The New England Patriots investing high draft capital in their wide receiver position has not happened a lot during Bill Belichick’s tenure as head coach and de facto general manager. Only eight times since he took over in 2000 did the team invest what can be classified as an early-round selection — i.e. Rounds 1-3 — in the position.
A majority of those picks did not work out. Whereas Deion Branch (2002) looked good, Bethel Johnson (2003), Chad Jackson (2006), Brandon Tate (2009), Taylor Price (2010), Aaron Dobson (2013) and N’Keal Harry (2019) became either role players or major busts.
The jury is still out on the eighth of those selections, though: in the second round this year, the Patriots traded up to bring Baylor’s Tyquan Thornton on board 50th overall. Only first-rounder Harry and fellow second-round selections Johnson and Jackson were picked earlier than that, and New England is hoping for history not to be repeating itself.
Harry in particular is a cautionary tale. An exciting player in college, he never quite found his footing in the NFL. After three injury-plagued seasons and limited production, he was shipped to the Chicago Bears earlier this year.
This begs the question:
How can Tyquan Thornton avoid going down the N’Keal Harry route?
Obviously, Thornton and Harry are different types of wide receivers who brought different skillsets into the NFL. However, that does not make the former immune to flaming out. Instead, the lessons learned from the Harry debacle can help New England figure out a way to better make use of its rookie and put him on a path to success.
In order to get a different perspective, though, we asked Cale Clinton, co-author of the Football Outsiders Almanac — please click here to purchase your copy — in what is the third installment of our Q&A series. Here is what he said:
Create separation. If we’re comparing Thornton to N’Keal Harry, at least, because that’s what killed him in New England. Harry was touted as a field stretcher with strong contest catch ability coming out of Arizona State, but even an ability to catch in traffic gets rendered moot when cornerbacks are draped over you the whole route. Not only is Thornton’s speed going to be vital in helping him lose corners, but he can shed defenders through his route running much better than Harry ever could in New England.
Despite the high value of the pick used on Thornton, I don’t think he has as much pressure on him as there was on Harry in the first year. Harry joined a team with an aging Julian Edelman, alongside some additional secondary pieces in Phillip Dorsett, Mohamed Sanu, and Josh Gordon. He was expected to be a major spark for the offense. That spark never came. Thornton, on the other hand, is starting out behind Jakobi Meyers, Kendrick Bourne, Devante Parker and Nelson Agholor. Factor in tight ends and running backs, and he falls even lower on the target priority list.
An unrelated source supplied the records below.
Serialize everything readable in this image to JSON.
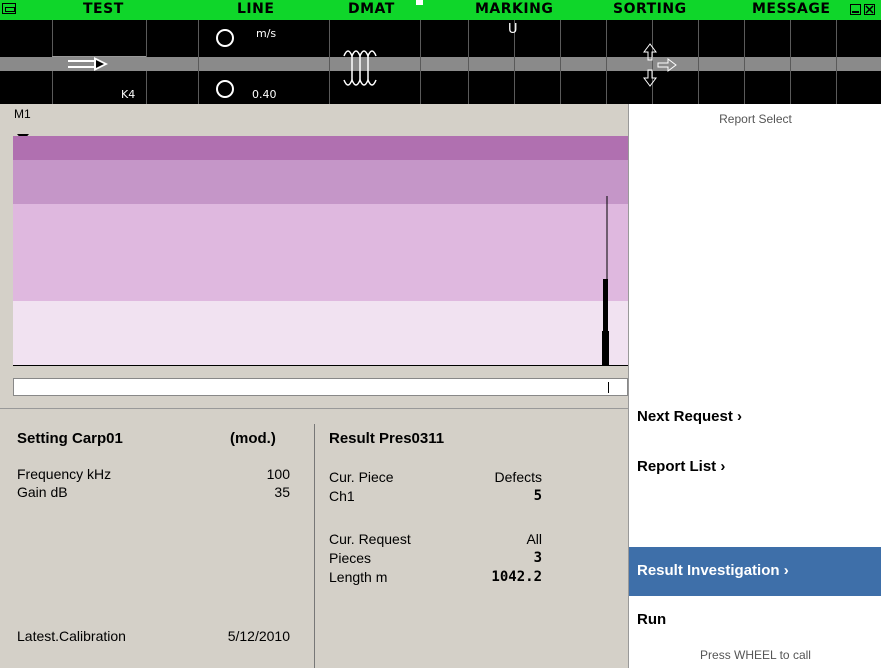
{
  "topbar": {
    "labels": {
      "test": "TEST",
      "line": "LINE",
      "dmat": "DMAT",
      "marking": "MARKING",
      "sorting": "SORTING",
      "message": "MESSAGE"
    },
    "speed_unit": "m/s",
    "speed_value": "0.40",
    "marking_value": "U",
    "sensor_label": "K4"
  },
  "m1": {
    "label": "M1"
  },
  "setting": {
    "title": "Setting Carp01",
    "mod": "(mod.)",
    "frequency_label": "Frequency kHz",
    "frequency_value": "100",
    "gain_label": "Gain dB",
    "gain_value": "35",
    "calibration_label": "Latest.Calibration",
    "calibration_value": "5/12/2010"
  },
  "result": {
    "title": "Result Pres0311",
    "cur_piece_label": "Cur. Piece",
    "defects_label": "Defects",
    "ch1_label": "Ch1",
    "ch1_value": "5",
    "cur_request_label": "Cur. Request",
    "cur_request_value": "All",
    "pieces_label": "Pieces",
    "pieces_value": "3",
    "length_label": "Length m",
    "length_value": "1042.2"
  },
  "right": {
    "report_select": "Report Select",
    "next_request": "Next Request ›",
    "report_list": "Report List ›",
    "result_investigation": "Result Investigation ›",
    "run": "Run",
    "press_wheel": "Press WHEEL to call"
  },
  "colors": {
    "topbar_green": "#0fd62a",
    "selected_blue": "#3e6fa9",
    "band_1": "#b070b0",
    "band_2": "#c596c8",
    "band_3": "#dfb8df",
    "band_4": "#f1e2f1"
  }
}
Thornton will get the chance to play behind Agholor this year with the chance to take over his role once his contract is up.
As far as the creating separation aspect of his development thus far is concerned, Thornton has looked pretty good. His elite straight-line speed has helped him get the better of defensive backs both in preseason and joint practices with the Carolina Panthers this week.
He still has a way to go, but from that perspective alone has shown some promise — promise that Harry never quite displayed despite his intriguing combination of baseline athleticism, size and physicality.
Part 4 of our conversation with Cale will focus on the New England play-caller situation.